Andrew Gates once again provides his usual intelligent commentary to one of my postings, in this case, Gasland – The Documentary.

These companies will DEFINITELY take advantage of land owners in a second if they can.

My paternal ancestors were coal miners from Kentucky. My great grandfather worked for the mining company for a very long time. When he retired, the company gave him a piece of land on one of the mountains (that they thought was worthless, of course) that they owned. That was sort of a tradition back in that time.

Anyways, about 10 years after he retired, another company comes to him and says that they found more coal on that mountain and that they wanted his permission to mine the coal from under his property. They offered him a fixed amount per month for the rights to mine.

My great grandfather, being a veteran of the mining industry, knew that the company would mine the coal as quickly as possible without regard to his property, so that they would only have to pay him a few thousand dollars for hundreds of thousands of dollars worth of coal.

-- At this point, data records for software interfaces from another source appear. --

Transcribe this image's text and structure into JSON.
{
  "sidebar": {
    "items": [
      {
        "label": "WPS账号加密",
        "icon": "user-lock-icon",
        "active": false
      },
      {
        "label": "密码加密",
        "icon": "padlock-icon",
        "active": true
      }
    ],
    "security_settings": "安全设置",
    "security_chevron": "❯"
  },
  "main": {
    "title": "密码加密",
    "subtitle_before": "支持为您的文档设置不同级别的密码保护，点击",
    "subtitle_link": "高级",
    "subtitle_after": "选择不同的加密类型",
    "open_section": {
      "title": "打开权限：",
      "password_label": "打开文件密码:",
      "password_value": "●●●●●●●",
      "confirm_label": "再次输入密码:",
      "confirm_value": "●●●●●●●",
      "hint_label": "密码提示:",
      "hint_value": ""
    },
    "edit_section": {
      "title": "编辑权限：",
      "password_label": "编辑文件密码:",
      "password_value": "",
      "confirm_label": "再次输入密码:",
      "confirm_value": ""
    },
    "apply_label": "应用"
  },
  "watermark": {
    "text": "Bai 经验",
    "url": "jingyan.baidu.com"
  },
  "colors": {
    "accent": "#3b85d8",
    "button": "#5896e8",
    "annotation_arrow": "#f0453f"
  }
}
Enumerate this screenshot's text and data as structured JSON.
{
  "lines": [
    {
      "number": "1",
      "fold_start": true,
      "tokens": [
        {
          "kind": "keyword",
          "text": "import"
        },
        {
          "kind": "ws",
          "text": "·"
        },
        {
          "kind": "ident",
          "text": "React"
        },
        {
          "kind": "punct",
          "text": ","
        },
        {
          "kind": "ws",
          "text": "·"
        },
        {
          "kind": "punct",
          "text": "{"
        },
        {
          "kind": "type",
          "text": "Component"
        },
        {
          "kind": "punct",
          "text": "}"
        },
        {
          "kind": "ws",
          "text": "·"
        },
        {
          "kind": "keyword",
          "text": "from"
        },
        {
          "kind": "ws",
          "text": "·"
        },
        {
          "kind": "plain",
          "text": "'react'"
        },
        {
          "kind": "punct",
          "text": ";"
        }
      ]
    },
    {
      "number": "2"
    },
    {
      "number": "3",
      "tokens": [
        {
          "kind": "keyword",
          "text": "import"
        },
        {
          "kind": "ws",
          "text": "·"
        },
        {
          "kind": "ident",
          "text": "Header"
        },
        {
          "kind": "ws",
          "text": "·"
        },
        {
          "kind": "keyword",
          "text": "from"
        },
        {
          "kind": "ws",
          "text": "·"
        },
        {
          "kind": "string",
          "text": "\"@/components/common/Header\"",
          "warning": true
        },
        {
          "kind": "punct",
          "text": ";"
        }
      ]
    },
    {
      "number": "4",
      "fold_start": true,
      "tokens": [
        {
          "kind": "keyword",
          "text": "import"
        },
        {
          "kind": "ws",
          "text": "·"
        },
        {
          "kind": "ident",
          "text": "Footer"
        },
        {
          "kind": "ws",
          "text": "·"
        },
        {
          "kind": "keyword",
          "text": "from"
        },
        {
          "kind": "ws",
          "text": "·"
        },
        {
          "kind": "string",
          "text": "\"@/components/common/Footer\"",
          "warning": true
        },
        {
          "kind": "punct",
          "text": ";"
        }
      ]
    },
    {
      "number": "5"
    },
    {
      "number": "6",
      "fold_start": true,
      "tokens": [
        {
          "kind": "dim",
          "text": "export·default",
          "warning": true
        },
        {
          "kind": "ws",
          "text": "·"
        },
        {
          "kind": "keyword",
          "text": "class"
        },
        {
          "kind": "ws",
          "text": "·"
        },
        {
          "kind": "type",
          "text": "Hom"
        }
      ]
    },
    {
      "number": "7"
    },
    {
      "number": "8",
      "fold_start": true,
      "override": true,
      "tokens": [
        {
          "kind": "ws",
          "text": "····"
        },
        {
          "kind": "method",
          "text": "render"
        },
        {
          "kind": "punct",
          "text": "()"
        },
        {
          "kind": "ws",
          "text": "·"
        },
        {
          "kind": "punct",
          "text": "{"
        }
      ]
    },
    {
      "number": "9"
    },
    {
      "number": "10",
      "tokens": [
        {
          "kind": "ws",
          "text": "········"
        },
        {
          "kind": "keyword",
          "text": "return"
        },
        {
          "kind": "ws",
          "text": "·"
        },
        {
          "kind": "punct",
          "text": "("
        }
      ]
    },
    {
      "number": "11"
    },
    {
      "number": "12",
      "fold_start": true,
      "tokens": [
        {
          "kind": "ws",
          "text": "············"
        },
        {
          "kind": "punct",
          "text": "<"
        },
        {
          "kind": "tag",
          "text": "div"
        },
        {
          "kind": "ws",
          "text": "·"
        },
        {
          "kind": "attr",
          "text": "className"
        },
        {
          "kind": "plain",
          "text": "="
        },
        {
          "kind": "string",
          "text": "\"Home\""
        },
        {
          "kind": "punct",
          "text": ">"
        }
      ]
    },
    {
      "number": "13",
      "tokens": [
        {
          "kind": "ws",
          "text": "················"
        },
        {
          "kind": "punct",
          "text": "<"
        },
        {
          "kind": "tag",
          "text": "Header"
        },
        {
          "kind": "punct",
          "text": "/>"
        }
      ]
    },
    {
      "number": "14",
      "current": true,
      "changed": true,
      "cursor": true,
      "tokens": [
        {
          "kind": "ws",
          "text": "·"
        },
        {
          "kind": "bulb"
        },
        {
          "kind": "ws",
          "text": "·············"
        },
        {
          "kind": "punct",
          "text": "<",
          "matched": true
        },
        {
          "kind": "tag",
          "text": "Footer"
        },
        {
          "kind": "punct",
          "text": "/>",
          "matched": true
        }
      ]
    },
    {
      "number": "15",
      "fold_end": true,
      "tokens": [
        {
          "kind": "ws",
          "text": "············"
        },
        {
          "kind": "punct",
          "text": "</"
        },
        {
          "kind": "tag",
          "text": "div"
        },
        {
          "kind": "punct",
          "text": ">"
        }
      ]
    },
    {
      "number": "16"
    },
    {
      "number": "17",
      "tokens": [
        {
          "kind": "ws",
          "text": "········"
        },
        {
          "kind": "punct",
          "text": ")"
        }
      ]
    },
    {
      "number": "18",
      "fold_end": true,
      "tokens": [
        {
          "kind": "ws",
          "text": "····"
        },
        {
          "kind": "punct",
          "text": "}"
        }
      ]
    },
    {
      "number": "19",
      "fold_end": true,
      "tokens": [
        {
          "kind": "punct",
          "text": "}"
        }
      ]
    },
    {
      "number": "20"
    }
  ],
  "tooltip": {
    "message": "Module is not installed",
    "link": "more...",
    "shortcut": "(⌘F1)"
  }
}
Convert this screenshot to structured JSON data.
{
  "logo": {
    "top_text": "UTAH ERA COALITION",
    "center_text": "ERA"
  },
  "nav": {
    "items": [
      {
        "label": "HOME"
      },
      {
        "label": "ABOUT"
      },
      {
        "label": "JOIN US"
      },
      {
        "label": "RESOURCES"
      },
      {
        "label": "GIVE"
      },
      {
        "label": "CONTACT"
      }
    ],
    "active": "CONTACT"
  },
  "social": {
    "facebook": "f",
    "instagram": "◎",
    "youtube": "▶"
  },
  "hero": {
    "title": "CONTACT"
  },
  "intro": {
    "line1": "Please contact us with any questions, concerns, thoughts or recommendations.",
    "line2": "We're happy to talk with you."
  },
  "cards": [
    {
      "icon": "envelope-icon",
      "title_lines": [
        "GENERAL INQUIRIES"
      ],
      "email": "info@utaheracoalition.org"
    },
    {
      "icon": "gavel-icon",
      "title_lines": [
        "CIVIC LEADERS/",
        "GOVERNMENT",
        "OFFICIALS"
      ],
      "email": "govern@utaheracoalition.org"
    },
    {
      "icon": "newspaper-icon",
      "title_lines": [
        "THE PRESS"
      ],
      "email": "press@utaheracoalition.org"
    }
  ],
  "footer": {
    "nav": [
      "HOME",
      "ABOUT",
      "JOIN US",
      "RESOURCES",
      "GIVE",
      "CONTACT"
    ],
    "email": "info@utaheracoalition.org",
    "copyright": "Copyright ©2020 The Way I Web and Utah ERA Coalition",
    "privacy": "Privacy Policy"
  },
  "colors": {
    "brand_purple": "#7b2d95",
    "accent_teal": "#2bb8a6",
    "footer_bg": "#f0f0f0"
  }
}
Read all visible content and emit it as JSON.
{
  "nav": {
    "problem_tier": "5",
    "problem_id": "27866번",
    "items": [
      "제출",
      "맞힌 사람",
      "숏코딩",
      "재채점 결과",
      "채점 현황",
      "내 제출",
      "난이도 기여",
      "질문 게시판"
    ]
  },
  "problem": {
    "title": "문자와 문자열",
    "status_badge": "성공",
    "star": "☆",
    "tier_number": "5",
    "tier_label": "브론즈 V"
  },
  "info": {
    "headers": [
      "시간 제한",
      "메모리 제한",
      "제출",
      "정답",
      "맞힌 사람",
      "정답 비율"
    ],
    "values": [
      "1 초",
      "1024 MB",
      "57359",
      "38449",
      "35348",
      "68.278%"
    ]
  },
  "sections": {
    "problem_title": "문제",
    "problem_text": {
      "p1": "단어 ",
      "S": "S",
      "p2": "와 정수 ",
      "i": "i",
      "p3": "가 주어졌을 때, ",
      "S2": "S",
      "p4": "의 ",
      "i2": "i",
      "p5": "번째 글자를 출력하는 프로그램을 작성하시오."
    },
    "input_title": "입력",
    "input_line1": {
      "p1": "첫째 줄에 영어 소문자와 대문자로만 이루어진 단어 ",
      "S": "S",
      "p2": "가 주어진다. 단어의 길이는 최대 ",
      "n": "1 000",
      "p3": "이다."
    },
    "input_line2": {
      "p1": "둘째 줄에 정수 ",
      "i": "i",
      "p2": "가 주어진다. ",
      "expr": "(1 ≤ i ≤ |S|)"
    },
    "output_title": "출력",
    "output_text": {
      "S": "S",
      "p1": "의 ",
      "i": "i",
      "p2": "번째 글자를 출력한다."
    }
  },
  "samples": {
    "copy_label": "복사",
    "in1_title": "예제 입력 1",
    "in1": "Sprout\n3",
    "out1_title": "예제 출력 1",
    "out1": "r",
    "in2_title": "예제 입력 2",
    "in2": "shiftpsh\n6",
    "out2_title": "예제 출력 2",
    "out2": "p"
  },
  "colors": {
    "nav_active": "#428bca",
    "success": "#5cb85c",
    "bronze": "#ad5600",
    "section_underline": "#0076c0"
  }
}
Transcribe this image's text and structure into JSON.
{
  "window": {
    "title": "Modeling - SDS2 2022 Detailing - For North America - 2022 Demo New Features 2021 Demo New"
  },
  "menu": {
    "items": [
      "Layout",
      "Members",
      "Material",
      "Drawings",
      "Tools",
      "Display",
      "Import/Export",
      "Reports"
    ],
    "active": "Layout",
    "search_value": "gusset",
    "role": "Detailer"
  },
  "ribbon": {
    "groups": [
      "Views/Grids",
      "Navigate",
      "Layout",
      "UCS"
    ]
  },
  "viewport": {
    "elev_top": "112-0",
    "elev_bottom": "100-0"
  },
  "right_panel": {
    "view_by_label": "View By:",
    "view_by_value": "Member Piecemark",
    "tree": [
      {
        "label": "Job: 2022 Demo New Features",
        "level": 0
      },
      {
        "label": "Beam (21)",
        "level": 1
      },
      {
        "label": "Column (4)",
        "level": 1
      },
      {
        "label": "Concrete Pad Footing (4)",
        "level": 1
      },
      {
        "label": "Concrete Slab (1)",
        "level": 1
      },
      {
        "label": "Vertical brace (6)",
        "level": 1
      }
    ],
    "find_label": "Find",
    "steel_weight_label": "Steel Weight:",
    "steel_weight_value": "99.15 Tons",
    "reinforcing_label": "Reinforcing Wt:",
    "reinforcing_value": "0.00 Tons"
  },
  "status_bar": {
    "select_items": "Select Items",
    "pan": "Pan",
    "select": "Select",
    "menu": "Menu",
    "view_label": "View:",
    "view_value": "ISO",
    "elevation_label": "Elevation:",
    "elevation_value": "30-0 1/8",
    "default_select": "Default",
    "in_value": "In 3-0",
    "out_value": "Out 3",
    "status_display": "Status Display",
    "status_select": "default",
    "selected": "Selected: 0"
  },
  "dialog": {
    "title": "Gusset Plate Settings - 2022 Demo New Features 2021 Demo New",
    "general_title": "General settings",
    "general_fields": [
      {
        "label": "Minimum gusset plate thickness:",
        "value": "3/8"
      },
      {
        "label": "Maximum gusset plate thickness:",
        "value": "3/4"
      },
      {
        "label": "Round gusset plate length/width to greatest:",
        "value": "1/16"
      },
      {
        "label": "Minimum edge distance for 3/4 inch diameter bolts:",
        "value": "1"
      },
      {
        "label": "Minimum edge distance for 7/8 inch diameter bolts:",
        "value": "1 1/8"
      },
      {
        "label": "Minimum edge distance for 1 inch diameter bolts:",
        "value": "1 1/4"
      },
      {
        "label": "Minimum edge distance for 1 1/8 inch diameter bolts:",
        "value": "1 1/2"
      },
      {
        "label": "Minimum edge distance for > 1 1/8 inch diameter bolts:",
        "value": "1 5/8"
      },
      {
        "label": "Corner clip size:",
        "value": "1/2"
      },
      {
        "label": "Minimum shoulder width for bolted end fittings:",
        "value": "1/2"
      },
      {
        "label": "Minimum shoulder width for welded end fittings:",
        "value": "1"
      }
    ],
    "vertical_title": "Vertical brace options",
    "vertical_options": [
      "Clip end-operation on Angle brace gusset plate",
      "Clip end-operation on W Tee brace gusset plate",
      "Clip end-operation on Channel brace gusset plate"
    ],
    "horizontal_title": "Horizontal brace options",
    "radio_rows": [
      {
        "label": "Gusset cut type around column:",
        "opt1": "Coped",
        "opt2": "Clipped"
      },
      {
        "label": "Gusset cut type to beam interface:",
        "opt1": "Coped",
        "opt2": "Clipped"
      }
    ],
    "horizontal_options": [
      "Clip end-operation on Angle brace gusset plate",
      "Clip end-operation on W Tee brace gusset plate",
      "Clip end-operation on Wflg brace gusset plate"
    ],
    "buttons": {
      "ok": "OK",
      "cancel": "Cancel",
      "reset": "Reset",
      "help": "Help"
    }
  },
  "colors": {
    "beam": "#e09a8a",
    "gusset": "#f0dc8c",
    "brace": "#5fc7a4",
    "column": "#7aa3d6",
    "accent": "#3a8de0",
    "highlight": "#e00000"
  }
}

So my great grandfather told them that he would not give them rights to mine unless they paid him a fixed amount per ton of coal that was mined from his property. The company did NOT like those terms and tried everything in the book to get around it, but eventually they caved and accepted his terms. Because the company gave him so much grief about the terms of the mining deal, he also forced them to pay him a fee for every truck that went up and down HIS road to the mountain.

Its always a good story to tell to people who think that one man cant stand up to a large company.

I’m glad for the comment. There is no one in my family that has that kind of experience. (Pilants tend to be ministers, teachers and farmers although on rare occasions they may be found as Internet bloggers.)

Here’s another preview of Gasland: